START Task input
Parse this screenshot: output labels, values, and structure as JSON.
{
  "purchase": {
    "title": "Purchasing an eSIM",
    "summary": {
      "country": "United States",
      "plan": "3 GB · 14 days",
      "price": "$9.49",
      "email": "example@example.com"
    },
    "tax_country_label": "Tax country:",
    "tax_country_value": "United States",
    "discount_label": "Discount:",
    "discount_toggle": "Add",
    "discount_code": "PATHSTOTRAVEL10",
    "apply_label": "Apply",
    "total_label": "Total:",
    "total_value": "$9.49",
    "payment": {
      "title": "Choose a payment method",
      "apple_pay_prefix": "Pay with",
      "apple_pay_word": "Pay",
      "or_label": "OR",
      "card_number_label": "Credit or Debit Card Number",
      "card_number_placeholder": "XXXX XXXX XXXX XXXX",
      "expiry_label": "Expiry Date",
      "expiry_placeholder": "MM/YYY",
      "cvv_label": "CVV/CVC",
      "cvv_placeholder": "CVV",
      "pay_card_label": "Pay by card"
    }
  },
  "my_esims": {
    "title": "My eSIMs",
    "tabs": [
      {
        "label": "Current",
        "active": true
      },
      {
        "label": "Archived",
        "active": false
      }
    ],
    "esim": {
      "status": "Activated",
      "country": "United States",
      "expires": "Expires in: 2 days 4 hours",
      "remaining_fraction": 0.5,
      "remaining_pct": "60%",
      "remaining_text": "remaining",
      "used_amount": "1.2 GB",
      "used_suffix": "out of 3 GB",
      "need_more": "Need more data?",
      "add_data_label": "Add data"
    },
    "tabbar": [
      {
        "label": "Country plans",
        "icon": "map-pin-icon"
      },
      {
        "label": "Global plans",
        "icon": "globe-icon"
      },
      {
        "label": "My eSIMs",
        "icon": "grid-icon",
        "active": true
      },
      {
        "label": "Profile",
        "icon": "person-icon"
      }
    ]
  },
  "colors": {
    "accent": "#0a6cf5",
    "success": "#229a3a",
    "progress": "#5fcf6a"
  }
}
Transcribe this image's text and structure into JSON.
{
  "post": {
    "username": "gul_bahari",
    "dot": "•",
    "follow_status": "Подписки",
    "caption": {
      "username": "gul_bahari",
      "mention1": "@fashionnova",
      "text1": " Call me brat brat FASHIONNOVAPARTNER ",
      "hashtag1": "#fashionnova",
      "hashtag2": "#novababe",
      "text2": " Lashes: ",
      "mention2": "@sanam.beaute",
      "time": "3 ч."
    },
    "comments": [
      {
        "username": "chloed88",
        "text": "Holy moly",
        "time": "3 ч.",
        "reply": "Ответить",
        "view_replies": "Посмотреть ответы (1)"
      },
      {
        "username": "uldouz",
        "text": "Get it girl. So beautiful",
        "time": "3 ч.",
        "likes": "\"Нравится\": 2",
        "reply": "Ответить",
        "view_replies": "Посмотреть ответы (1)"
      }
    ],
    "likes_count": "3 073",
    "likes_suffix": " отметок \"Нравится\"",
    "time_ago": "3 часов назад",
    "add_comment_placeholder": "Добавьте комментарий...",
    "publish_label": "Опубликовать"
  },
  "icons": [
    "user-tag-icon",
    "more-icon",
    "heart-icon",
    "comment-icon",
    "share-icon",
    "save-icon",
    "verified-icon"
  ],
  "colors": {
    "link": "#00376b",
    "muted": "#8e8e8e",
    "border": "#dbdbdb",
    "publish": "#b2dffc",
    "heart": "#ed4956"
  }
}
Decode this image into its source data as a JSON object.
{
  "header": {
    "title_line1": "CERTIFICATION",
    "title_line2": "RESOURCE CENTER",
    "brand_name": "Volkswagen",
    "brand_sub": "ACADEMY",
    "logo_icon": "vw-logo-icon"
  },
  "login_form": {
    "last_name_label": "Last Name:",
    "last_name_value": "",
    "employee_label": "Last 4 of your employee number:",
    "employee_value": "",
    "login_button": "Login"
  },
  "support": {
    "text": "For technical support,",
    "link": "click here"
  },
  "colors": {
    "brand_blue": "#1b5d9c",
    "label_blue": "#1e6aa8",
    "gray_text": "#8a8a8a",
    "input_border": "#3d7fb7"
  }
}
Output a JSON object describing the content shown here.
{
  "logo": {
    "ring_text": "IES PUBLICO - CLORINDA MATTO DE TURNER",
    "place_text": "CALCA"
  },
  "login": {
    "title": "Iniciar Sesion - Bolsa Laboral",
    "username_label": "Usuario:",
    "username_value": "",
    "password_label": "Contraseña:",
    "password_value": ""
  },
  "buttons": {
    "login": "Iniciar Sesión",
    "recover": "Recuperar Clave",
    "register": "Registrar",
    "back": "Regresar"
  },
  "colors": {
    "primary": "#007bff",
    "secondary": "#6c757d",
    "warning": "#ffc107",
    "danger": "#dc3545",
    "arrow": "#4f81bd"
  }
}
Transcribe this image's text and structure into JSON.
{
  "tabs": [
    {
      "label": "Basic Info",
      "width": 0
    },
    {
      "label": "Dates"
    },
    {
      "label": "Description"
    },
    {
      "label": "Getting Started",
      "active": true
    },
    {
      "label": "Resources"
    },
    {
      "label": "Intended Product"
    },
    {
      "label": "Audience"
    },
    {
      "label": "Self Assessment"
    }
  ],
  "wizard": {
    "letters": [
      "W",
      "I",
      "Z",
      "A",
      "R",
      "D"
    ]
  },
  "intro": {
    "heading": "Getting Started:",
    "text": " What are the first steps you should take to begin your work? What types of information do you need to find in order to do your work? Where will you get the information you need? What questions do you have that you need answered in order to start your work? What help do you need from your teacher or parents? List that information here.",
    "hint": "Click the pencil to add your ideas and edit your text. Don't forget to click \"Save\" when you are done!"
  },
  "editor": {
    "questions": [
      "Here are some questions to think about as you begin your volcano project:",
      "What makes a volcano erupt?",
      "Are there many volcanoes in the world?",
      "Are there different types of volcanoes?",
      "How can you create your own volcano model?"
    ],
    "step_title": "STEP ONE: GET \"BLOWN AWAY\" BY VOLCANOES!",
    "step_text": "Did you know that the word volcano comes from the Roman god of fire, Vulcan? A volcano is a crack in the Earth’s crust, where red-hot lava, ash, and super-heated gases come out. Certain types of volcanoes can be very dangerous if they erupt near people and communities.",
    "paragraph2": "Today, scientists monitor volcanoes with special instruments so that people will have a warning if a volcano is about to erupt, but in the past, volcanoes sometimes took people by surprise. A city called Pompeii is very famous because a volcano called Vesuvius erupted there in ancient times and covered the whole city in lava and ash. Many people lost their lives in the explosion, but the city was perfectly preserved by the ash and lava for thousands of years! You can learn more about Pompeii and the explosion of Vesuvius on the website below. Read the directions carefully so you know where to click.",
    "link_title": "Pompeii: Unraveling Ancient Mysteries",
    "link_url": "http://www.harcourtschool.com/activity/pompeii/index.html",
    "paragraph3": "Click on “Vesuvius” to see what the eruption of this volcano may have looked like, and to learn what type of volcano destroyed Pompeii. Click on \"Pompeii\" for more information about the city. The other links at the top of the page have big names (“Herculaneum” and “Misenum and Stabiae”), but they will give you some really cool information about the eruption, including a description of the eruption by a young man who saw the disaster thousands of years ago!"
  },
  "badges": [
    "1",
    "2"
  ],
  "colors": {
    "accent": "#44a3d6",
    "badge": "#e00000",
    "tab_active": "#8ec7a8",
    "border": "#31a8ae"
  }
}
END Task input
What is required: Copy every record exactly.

Response to this task:
Parse this screenshot: output labels, values, and structure as JSON.
{
  "purchase": {
    "title": "Purchasing an eSIM",
    "summary": {
      "country": "United States",
      "plan": "3 GB · 14 days",
      "price": "$9.49",
      "email": "example@example.com"
    },
    "tax_country_label": "Tax country:",
    "tax_country_value": "United States",
    "discount_label": "Discount:",
    "discount_toggle": "Add",
    "discount_code": "PATHSTOTRAVEL10",
    "apply_label": "Apply",
    "total_label": "Total:",
    "total_value": "$9.49",
    "payment": {
      "title": "Choose a payment method",
      "apple_pay_prefix": "Pay with",
      "apple_pay_word": "Pay",
      "or_label": "OR",
      "card_number_label": "Credit or Debit Card Number",
      "card_number_placeholder": "XXXX XXXX XXXX XXXX",
      "expiry_label": "Expiry Date",
      "expiry_placeholder": "MM/YYY",
      "cvv_label": "CVV/CVC",
      "cvv_placeholder": "CVV",
      "pay_card_label": "Pay by card"
    }
  },
  "my_esims": {
    "title": "My eSIMs",
    "tabs": [
      {
        "label": "Current",
        "active": true
      },
      {
        "label": "Archived",
        "active": false
      }
    ],
    "esim": {
      "status": "Activated",
      "country": "United States",
      "expires": "Expires in: 2 days 4 hours",
      "remaining_fraction": 0.5,
      "remaining_pct": "60%",
      "remaining_text": "remaining",
      "used_amount": "1.2 GB",
      "used_suffix": "out of 3 GB",
      "need_more": "Need more data?",
      "add_data_label": "Add data"
    },
    "tabbar": [
      {
        "label": "Country plans",
        "icon": "map-pin-icon"
      },
      {
        "label": "Global plans",
        "icon": "globe-icon"
      },
      {
        "label": "My eSIMs",
        "icon": "grid-icon",
        "active": true
      },
      {
        "label": "Profile",
        "icon": "person-icon"
      }
    ]
  },
  "colors": {
    "accent": "#0a6cf5",
    "success": "#229a3a",
    "progress": "#5fcf6a"
  }
}
Transcribe this image's text and structure into JSON.
{
  "post": {
    "username": "gul_bahari",
    "dot": "•",
    "follow_status": "Подписки",
    "caption": {
      "username": "gul_bahari",
      "mention1": "@fashionnova",
      "text1": " Call me brat brat FASHIONNOVAPARTNER ",
      "hashtag1": "#fashionnova",
      "hashtag2": "#novababe",
      "text2": " Lashes: ",
      "mention2": "@sanam.beaute",
      "time": "3 ч."
    },
    "comments": [
      {
        "username": "chloed88",
        "text": "Holy moly",
        "time": "3 ч.",
        "reply": "Ответить",
        "view_replies": "Посмотреть ответы (1)"
      },
      {
        "username": "uldouz",
        "text": "Get it girl. So beautiful",
        "time": "3 ч.",
        "likes": "\"Нравится\": 2",
        "reply": "Ответить",
        "view_replies": "Посмотреть ответы (1)"
      }
    ],
    "likes_count": "3 073",
    "likes_suffix": " отметок \"Нравится\"",
    "time_ago": "3 часов назад",
    "add_comment_placeholder": "Добавьте комментарий...",
    "publish_label": "Опубликовать"
  },
  "icons": [
    "user-tag-icon",
    "more-icon",
    "heart-icon",
    "comment-icon",
    "share-icon",
    "save-icon",
    "verified-icon"
  ],
  "colors": {
    "link": "#00376b",
    "muted": "#8e8e8e",
    "border": "#dbdbdb",
    "publish": "#b2dffc",
    "heart": "#ed4956"
  }
}
Decode this image into its source data as a JSON object.
{
  "header": {
    "title_line1": "CERTIFICATION",
    "title_line2": "RESOURCE CENTER",
    "brand_name": "Volkswagen",
    "brand_sub": "ACADEMY",
    "logo_icon": "vw-logo-icon"
  },
  "login_form": {
    "last_name_label": "Last Name:",
    "last_name_value": "",
    "employee_label": "Last 4 of your employee number:",
    "employee_value": "",
    "login_button": "Login"
  },
  "support": {
    "text": "For technical support,",
    "link": "click here"
  },
  "colors": {
    "brand_blue": "#1b5d9c",
    "label_blue": "#1e6aa8",
    "gray_text": "#8a8a8a",
    "input_border": "#3d7fb7"
  }
}
Output a JSON object describing the content shown here.
{
  "logo": {
    "ring_text": "IES PUBLICO - CLORINDA MATTO DE TURNER",
    "place_text": "CALCA"
  },
  "login": {
    "title": "Iniciar Sesion - Bolsa Laboral",
    "username_label": "Usuario:",
    "username_value": "",
    "password_label": "Contraseña:",
    "password_value": ""
  },
  "buttons": {
    "login": "Iniciar Sesión",
    "recover": "Recuperar Clave",
    "register": "Registrar",
    "back": "Regresar"
  },
  "colors": {
    "primary": "#007bff",
    "secondary": "#6c757d",
    "warning": "#ffc107",
    "danger": "#dc3545",
    "arrow": "#4f81bd"
  }
}
Transcribe this image's text and structure into JSON.
{
  "tabs": [
    {
      "label": "Basic Info",
      "width": 0
    },
    {
      "label": "Dates"
    },
    {
      "label": "Description"
    },
    {
      "label": "Getting Started",
      "active": true
    },
    {
      "label": "Resources"
    },
    {
      "label": "Intended Product"
    },
    {
      "label": "Audience"
    },
    {
      "label": "Self Assessment"
    }
  ],
  "wizard": {
    "letters": [
      "W",
      "I",
      "Z",
      "A",
      "R",
      "D"
    ]
  },
  "intro": {
    "heading": "Getting Started:",
    "text": " What are the first steps you should take to begin your work? What types of information do you need to find in order to do your work? Where will you get the information you need? What questions do you have that you need answered in order to start your work? What help do you need from your teacher or parents? List that information here.",
    "hint": "Click the pencil to add your ideas and edit your text. Don't forget to click \"Save\" when you are done!"
  },
  "editor": {
    "questions": [
      "Here are some questions to think about as you begin your volcano project:",
      "What makes a volcano erupt?",
      "Are there many volcanoes in the world?",
      "Are there different types of volcanoes?",
      "How can you create your own volcano model?"
    ],
    "step_title": "STEP ONE: GET \"BLOWN AWAY\" BY VOLCANOES!",
    "step_text": "Did you know that the word volcano comes from the Roman god of fire, Vulcan? A volcano is a crack in the Earth’s crust, where red-hot lava, ash, and super-heated gases come out. Certain types of volcanoes can be very dangerous if they erupt near people and communities.",
    "paragraph2": "Today, scientists monitor volcanoes with special instruments so that people will have a warning if a volcano is about to erupt, but in the past, volcanoes sometimes took people by surprise. A city called Pompeii is very famous because a volcano called Vesuvius erupted there in ancient times and covered the whole city in lava and ash. Many people lost their lives in the explosion, but the city was perfectly preserved by the ash and lava for thousands of years! You can learn more about Pompeii and the explosion of Vesuvius on the website below. Read the directions carefully so you know where to click.",
    "link_title": "Pompeii: Unraveling Ancient Mysteries",
    "link_url": "http://www.harcourtschool.com/activity/pompeii/index.html",
    "paragraph3": "Click on “Vesuvius” to see what the eruption of this volcano may have looked like, and to learn what type of volcano destroyed Pompeii. Click on \"Pompeii\" for more information about the city. The other links at the top of the page have big names (“Herculaneum” and “Misenum and Stabiae”), but they will give you some really cool information about the eruption, including a description of the eruption by a young man who saw the disaster thousands of years ago!"
  },
  "badges": [
    "1",
    "2"
  ],
  "colors": {
    "accent": "#44a3d6",
    "badge": "#e00000",
    "tab_active": "#8ec7a8",
    "border": "#31a8ae"
  }
}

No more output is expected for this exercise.